No immediate relief in sight at the pumps: expert
Published Wednesday, April 4, 2012 10:14PM EDT
Last Updated Saturday, May 19, 2012 7:56AM EDT
Motorists feeling the pinch at the pumps across Central Canada should not expect any relief over the next month with the potential for gas prices to hit $1.50 per litre, says one expert.
David Detomasi, a Queen's University business professor, said it seems that large competitors have raised gas prices simply "because they think they can," and the federal government is not yet willing to step in.
"Over the next three weeks to a month, I don't think (the prices) will go down," he told CTV News Channel on Wednesday, as the cost of fuel spiked from Quebec City to Windsor, Ont.
In Toronto, gas prices increased overnight by an average of 3.7 cents per litre by Wednesday morning, to an average price of 1.39 cents per litre. The spike was less than the 4.5-cent increase that was predicted on Tuesday, however one Toronto station posted prices as high as $1.43 per litre.
In Vancouver, where prices already average $1.44 per litre, the price increase was just half a cent on Wednesday morning.
In Calgary, gas prices went up an average of 2.3 cents a litre Wednesday to hit an average price of $1.19 per litre -- almost 20 cents lower than in Toronto and 25 cents lower than Vancouver.
Winnipeg's gas prices rose to an average of $1.24 per litre overnight, while Montreal's prices fell to $1.47 cents a litre -- still the highest average price in the country, according to gasbuddy.com.
On the East Coast, Halifax saw prices drop by 0.43 cents to $1.43 cents a litre on average.
Industry analyst Roger McKnight said according to his calculations, the increase in Central Canada should have been much lower.
"The way I did the math the increase should have been about 1.5 cents, but one market leader decided 4.5 was more justified and so they went up and everyone else is going to follow," he told CTV's Canada AM.
"The sudden increase in prices that we have seen does increase suspicions in people's minds about why this is happening on a co-ordinated basis.
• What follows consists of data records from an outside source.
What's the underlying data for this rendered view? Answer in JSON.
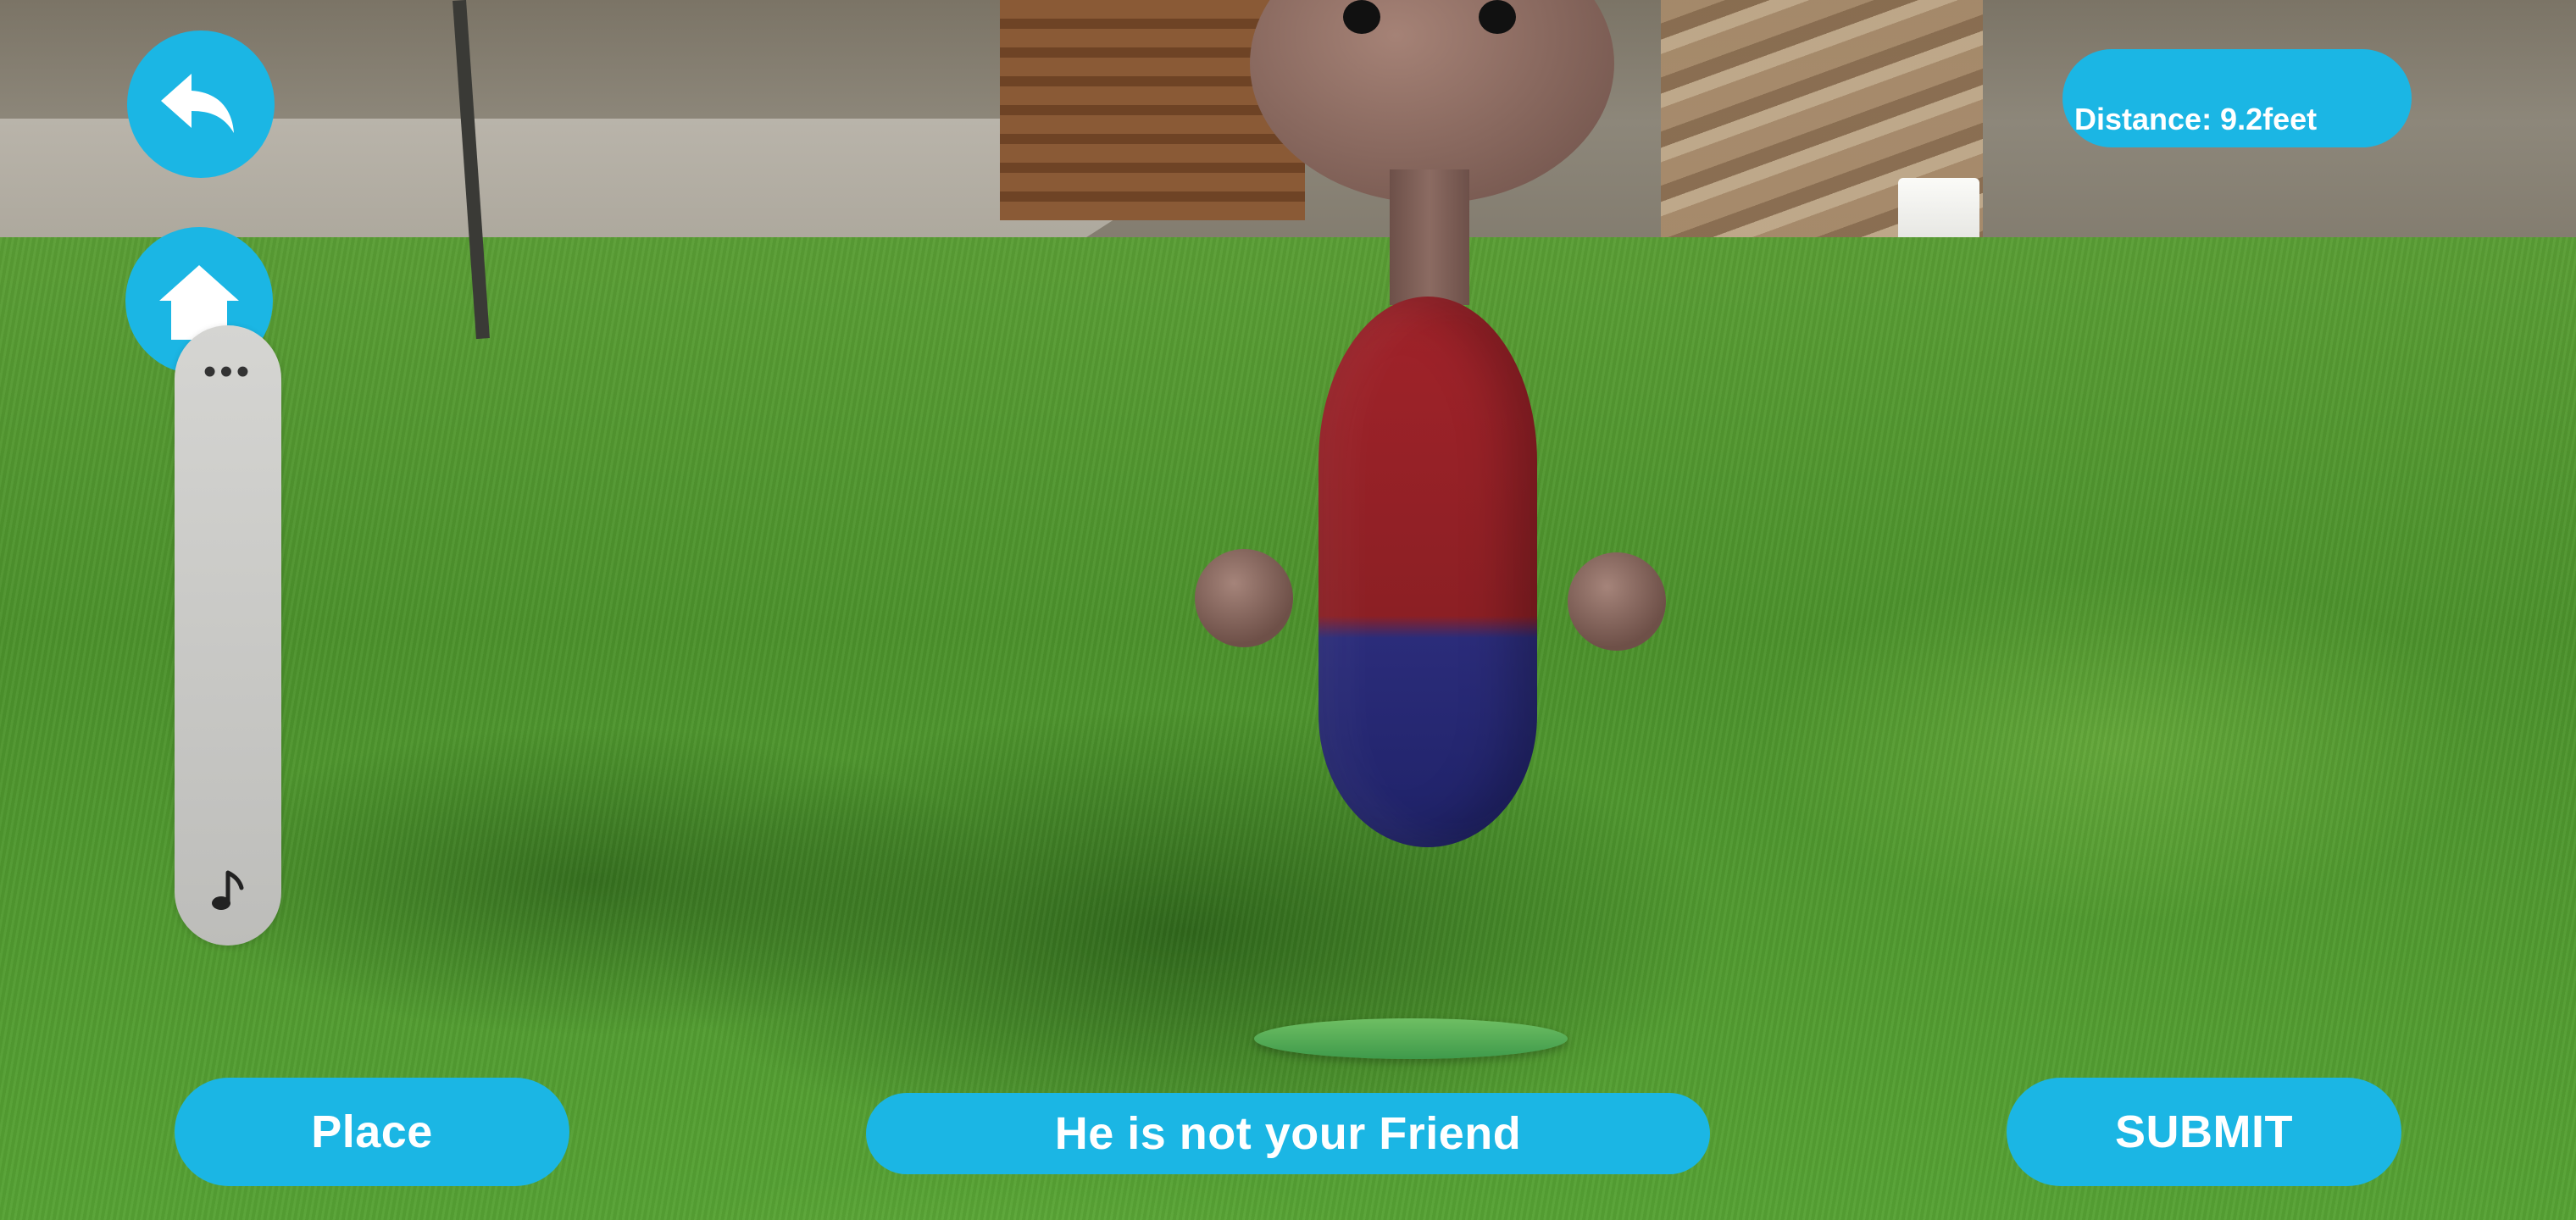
{
  "ar_view": {
    "character_colors": {
      "head": "#7d5e55",
      "shirt": "#8c1f24",
      "pants": "#1f2268",
      "base": "#4fae57"
    }
  },
  "toolbar": {
    "back_icon": "undo-arrow-icon",
    "home_icon": "home-icon"
  },
  "side_panel": {
    "more_label": "•••",
    "music_icon": "music-note-icon"
  },
  "distance": {
    "text": "Distance: 9.2feet"
  },
  "bottom_bar": {
    "place_label": "Place",
    "message_label": "He is not your Friend",
    "submit_label": "SUBMIT"
  },
  "theme": {
    "accent": "#1bb6e4",
    "panel": "#cfcfcc"
  }
}
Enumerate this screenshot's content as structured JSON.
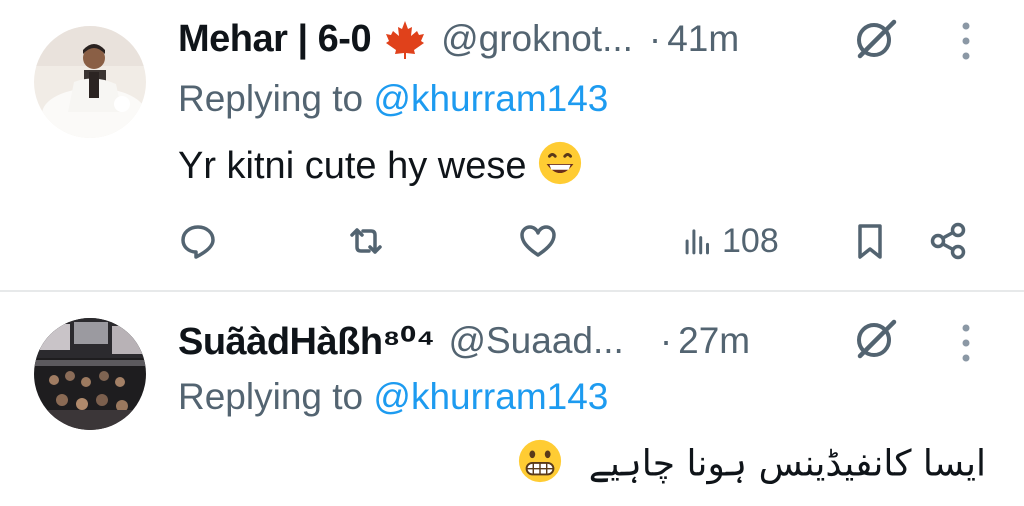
{
  "tweets": [
    {
      "name": "Mehar | 6-0",
      "handle": "@groknot...",
      "dot": "·",
      "time": "41m",
      "replying_label": "Replying to",
      "replying_to": "@khurram143",
      "text": "Yr kitni cute hy wese",
      "views": "108"
    },
    {
      "name": "SuãàdHàßh⁸⁰⁴",
      "handle": "@Suaad...",
      "dot": "·",
      "time": "27m",
      "replying_label": "Replying to",
      "replying_to": "@khurram143",
      "text": "ایسا کانفیڈینس ہونا چاہیے"
    }
  ],
  "colors": {
    "text": "#0f1419",
    "secondary": "#536471",
    "accent": "#1d9bf0",
    "divider": "#e7e9ea"
  },
  "icons": [
    "maple-leaf-icon",
    "grok-icon",
    "more-icon",
    "reply-icon",
    "retweet-icon",
    "like-icon",
    "views-icon",
    "bookmark-icon",
    "share-icon",
    "grinning-emoji",
    "grimacing-emoji"
  ]
}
It's the government's job to ask those questions and find out," Detomasi said.
However, with an election looming in oil-rich Alberta, it is a tricky time for the federal government to take on the oil industry, he said.
The feds may decide to take some action once the political landscape is stabilized, Detomasi said.
And there may be more pain yet to come, McKnight said. The U.S. will release a fuel inventory report later Wednesday morning. If that report shows a decrease in U.S. gasoline reserves, meaning demand is still high, prices will likely spike once more.
However, he said prices can only climb so high before motorists start cutting back on their driving.
"In 2008 the tipping point was US$4 per gallon in the U.S... Today in L.A. and New York prices are $5 a gallon and there comes a time when people say I'm not going to do that long trip, I'm not going to hop on a plane, and demand will drop off," McKnight said.
Dan McTeague, a former Liberal MP and gas price-watcher who runs the website TomorrowsGasPricesToday.com, said Wednesday the increase made little sense.
"The industry's line for the increase we witnessed today is due to the conversion from winter to summer gas. This is a lame and well worn excuse. The fact is that fuel specs in Canada, unlike the U.S., don't change with the season," said a statement on McTeague's site.
"Tonight's increase is simply an excuse to ding motorists safe in the knowledge that no one will challenge this nonsense."
Although Canada is a big player in the global oil industry, it's not big enough to influence gas prices, Detomasi said.
"Most of our oil gets shipped to the U.S. There is not a lot of relationship between the oil that gets produced in Canada and the price that we pay at the pumps."